NATO’s €1.7 billion effort to develop an integrated air picture for the alliance is somewhat at risk from a decision by the U.K. not to implement its portion of the effort.
As part of NATO’s reform program, the alliance is consolidating airspace monitoring in two rather than four Combined Air Operations Centers, with Uedem, in Germany taking over effectively monitoring off airspace in northern Europe (the one in Denmark is being closed down). The COAC would rely on information provided through the Air Command and Control System (ACCS) now in development, which replaces various legacy systems.
Although NATO pays for the bulk of the deployment, some elements require national funding and the U.K., a few years ago, decided to forgo, for now, buying its share. That situation creates a problem, though, warns a European air defense official, who indicates it could leave a blind spot for NATO.

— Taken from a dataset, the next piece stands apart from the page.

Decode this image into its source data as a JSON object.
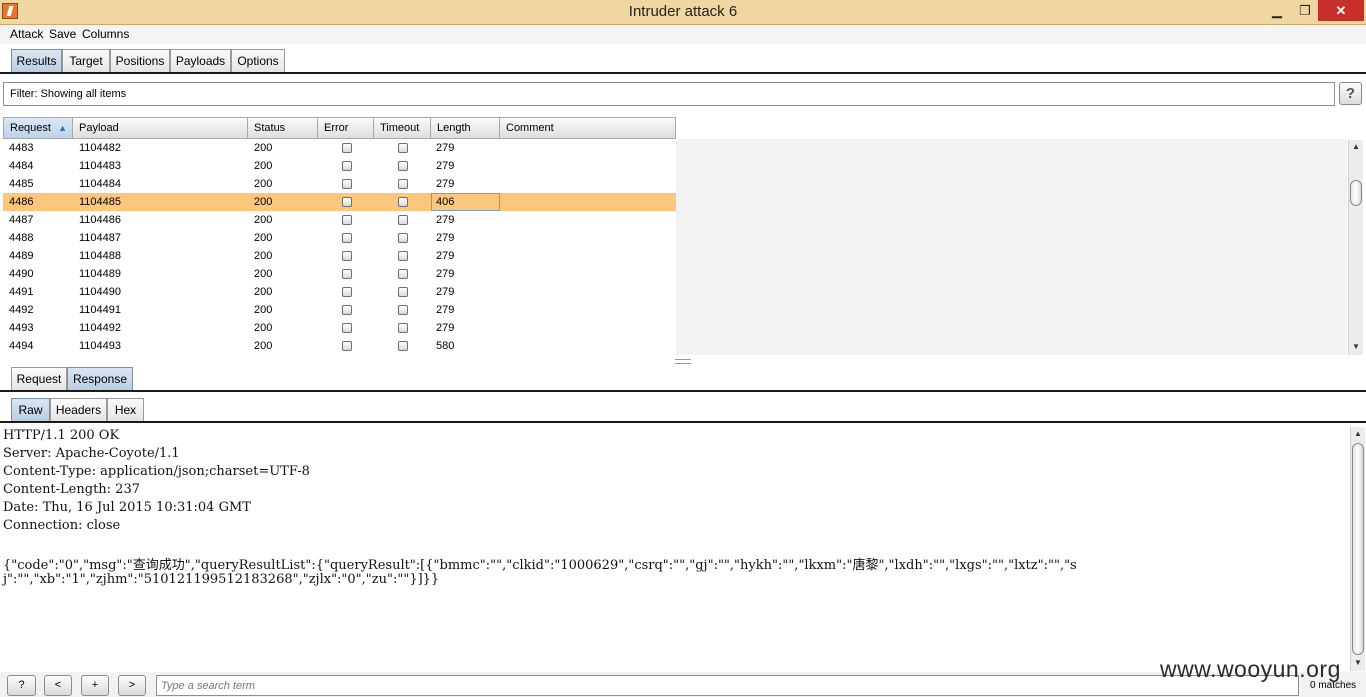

The situation arises as Russia appears to have stepped up its long-range bomber flights in the past two years.